Problem to solve -
The listing below needs to be copied in full, exactly.

Given information -

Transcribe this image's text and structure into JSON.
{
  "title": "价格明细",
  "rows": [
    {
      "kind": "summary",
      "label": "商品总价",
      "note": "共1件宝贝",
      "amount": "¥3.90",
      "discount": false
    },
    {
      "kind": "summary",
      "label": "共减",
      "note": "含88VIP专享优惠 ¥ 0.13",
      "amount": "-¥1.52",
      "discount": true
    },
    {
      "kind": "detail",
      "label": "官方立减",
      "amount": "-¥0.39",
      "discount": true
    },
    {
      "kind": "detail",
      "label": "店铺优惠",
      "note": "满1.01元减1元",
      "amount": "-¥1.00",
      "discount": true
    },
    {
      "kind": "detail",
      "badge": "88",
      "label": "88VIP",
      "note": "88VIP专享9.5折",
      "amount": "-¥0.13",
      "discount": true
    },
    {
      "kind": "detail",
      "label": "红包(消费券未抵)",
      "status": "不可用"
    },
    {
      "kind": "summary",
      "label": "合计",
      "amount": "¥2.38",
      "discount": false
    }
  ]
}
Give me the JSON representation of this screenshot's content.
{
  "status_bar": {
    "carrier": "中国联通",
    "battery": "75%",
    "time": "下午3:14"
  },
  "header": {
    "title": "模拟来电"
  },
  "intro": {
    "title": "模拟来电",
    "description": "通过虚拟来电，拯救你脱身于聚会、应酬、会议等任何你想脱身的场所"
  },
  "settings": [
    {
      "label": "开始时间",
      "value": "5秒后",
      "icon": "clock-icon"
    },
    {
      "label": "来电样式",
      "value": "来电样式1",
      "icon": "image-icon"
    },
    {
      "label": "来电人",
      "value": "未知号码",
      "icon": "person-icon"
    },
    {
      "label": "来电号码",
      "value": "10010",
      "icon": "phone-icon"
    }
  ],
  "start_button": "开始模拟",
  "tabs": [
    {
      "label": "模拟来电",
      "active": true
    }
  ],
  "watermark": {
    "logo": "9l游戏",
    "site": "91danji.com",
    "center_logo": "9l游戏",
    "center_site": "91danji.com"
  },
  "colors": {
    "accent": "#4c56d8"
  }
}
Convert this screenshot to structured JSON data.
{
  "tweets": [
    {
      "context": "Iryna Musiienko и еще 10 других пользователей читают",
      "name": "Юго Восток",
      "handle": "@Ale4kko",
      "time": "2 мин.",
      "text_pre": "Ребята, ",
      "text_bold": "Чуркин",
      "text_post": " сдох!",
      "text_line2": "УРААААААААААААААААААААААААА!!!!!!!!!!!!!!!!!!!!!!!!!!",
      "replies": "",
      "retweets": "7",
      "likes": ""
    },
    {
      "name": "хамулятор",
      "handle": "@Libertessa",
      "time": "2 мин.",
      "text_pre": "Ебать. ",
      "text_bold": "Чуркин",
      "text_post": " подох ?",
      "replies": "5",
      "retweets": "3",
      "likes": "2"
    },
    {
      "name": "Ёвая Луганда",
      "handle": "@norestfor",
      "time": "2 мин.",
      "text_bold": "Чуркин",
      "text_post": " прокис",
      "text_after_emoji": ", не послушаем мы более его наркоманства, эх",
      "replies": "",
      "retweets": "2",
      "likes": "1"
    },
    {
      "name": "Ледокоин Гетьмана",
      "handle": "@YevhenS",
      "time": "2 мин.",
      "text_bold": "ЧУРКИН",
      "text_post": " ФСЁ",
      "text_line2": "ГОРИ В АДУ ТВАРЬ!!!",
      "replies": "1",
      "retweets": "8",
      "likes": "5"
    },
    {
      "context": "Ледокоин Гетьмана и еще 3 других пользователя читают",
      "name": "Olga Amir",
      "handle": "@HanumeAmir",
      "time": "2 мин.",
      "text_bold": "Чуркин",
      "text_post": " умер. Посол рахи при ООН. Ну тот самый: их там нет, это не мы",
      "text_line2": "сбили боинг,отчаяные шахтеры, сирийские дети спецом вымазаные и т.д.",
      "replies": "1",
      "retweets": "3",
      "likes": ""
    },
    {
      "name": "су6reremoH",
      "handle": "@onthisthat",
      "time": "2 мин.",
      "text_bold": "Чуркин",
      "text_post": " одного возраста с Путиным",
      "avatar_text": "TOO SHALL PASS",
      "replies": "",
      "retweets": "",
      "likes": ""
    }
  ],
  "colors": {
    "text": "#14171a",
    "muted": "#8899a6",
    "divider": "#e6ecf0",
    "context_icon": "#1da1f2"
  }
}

Worked solution -
Transcribe this image's text and structure into JSON.
{
  "title": "价格明细",
  "rows": [
    {
      "kind": "summary",
      "label": "商品总价",
      "note": "共1件宝贝",
      "amount": "¥3.90",
      "discount": false
    },
    {
      "kind": "summary",
      "label": "共减",
      "note": "含88VIP专享优惠 ¥ 0.13",
      "amount": "-¥1.52",
      "discount": true
    },
    {
      "kind": "detail",
      "label": "官方立减",
      "amount": "-¥0.39",
      "discount": true
    },
    {
      "kind": "detail",
      "label": "店铺优惠",
      "note": "满1.01元减1元",
      "amount": "-¥1.00",
      "discount": true
    },
    {
      "kind": "detail",
      "badge": "88",
      "label": "88VIP",
      "note": "88VIP专享9.5折",
      "amount": "-¥0.13",
      "discount": true
    },
    {
      "kind": "detail",
      "label": "红包(消费券未抵)",
      "status": "不可用"
    },
    {
      "kind": "summary",
      "label": "合计",
      "amount": "¥2.38",
      "discount": false
    }
  ]
}
Give me the JSON representation of this screenshot's content.
{
  "status_bar": {
    "carrier": "中国联通",
    "battery": "75%",
    "time": "下午3:14"
  },
  "header": {
    "title": "模拟来电"
  },
  "intro": {
    "title": "模拟来电",
    "description": "通过虚拟来电，拯救你脱身于聚会、应酬、会议等任何你想脱身的场所"
  },
  "settings": [
    {
      "label": "开始时间",
      "value": "5秒后",
      "icon": "clock-icon"
    },
    {
      "label": "来电样式",
      "value": "来电样式1",
      "icon": "image-icon"
    },
    {
      "label": "来电人",
      "value": "未知号码",
      "icon": "person-icon"
    },
    {
      "label": "来电号码",
      "value": "10010",
      "icon": "phone-icon"
    }
  ],
  "start_button": "开始模拟",
  "tabs": [
    {
      "label": "模拟来电",
      "active": true
    }
  ],
  "watermark": {
    "logo": "9l游戏",
    "site": "91danji.com",
    "center_logo": "9l游戏",
    "center_site": "91danji.com"
  },
  "colors": {
    "accent": "#4c56d8"
  }
}
Convert this screenshot to structured JSON data.
{
  "tweets": [
    {
      "context": "Iryna Musiienko и еще 10 других пользователей читают",
      "name": "Юго Восток",
      "handle": "@Ale4kko",
      "time": "2 мин.",
      "text_pre": "Ребята, ",
      "text_bold": "Чуркин",
      "text_post": " сдох!",
      "text_line2": "УРААААААААААААААААААААААААА!!!!!!!!!!!!!!!!!!!!!!!!!!",
      "replies": "",
      "retweets": "7",
      "likes": ""
    },
    {
      "name": "хамулятор",
      "handle": "@Libertessa",
      "time": "2 мин.",
      "text_pre": "Ебать. ",
      "text_bold": "Чуркин",
      "text_post": " подох ?",
      "replies": "5",
      "retweets": "3",
      "likes": "2"
    },
    {
      "name": "Ёвая Луганда",
      "handle": "@norestfor",
      "time": "2 мин.",
      "text_bold": "Чуркин",
      "text_post": " прокис",
      "text_after_emoji": ", не послушаем мы более его наркоманства, эх",
      "replies": "",
      "retweets": "2",
      "likes": "1"
    },
    {
      "name": "Ледокоин Гетьмана",
      "handle": "@YevhenS",
      "time": "2 мин.",
      "text_bold": "ЧУРКИН",
      "text_post": " ФСЁ",
      "text_line2": "ГОРИ В АДУ ТВАРЬ!!!",
      "replies": "1",
      "retweets": "8",
      "likes": "5"
    },
    {
      "context": "Ледокоин Гетьмана и еще 3 других пользователя читают",
      "name": "Olga Amir",
      "handle": "@HanumeAmir",
      "time": "2 мин.",
      "text_bold": "Чуркин",
      "text_post": " умер. Посол рахи при ООН. Ну тот самый: их там нет, это не мы",
      "text_line2": "сбили боинг,отчаяные шахтеры, сирийские дети спецом вымазаные и т.д.",
      "replies": "1",
      "retweets": "3",
      "likes": ""
    },
    {
      "name": "су6reremoH",
      "handle": "@onthisthat",
      "time": "2 мин.",
      "text_bold": "Чуркин",
      "text_post": " одного возраста с Путиным",
      "avatar_text": "TOO SHALL PASS",
      "replies": "",
      "retweets": "",
      "likes": ""
    }
  ],
  "colors": {
    "text": "#14171a",
    "muted": "#8899a6",
    "divider": "#e6ecf0",
    "context_icon": "#1da1f2"
  }
}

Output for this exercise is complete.